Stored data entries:
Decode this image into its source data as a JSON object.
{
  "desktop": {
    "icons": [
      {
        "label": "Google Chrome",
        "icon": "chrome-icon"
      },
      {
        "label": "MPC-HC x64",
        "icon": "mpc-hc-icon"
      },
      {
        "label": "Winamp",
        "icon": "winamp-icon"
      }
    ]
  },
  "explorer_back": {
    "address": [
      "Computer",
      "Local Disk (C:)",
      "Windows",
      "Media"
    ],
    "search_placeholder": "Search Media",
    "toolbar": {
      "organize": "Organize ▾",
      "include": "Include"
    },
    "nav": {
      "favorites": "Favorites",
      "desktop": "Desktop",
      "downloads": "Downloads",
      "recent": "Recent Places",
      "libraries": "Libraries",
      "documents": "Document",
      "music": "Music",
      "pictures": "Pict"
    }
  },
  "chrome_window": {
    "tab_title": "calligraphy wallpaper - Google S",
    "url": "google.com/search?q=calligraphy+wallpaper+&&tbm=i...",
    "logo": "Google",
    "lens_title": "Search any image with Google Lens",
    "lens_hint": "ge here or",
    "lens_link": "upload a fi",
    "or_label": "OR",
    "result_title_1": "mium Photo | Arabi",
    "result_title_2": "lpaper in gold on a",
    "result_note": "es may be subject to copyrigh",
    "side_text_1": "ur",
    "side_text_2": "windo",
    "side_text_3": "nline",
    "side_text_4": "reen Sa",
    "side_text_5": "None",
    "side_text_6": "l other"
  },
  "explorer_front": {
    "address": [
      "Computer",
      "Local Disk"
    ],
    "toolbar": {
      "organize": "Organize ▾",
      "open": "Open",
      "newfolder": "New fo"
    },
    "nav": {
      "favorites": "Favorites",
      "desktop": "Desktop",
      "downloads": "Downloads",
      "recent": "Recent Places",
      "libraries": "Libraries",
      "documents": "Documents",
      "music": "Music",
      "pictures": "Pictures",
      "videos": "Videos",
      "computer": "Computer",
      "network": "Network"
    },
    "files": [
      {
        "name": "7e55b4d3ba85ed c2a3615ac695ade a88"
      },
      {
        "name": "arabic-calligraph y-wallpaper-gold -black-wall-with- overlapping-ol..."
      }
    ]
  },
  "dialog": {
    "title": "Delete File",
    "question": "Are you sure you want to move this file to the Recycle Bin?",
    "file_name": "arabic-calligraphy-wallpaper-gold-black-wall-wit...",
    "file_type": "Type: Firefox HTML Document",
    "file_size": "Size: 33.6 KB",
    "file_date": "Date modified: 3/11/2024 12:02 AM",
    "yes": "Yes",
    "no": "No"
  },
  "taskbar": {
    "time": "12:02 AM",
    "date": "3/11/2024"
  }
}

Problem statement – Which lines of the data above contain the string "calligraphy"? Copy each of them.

Your solution –
    "tab_title": "calligraphy wallpaper - Google S",
    "url": "google.com/search?q=calligraphy+wallpaper+&&tbm=i...",
    "file_name": "arabic-calligraphy-wallpaper-gold-black-wall-wit...",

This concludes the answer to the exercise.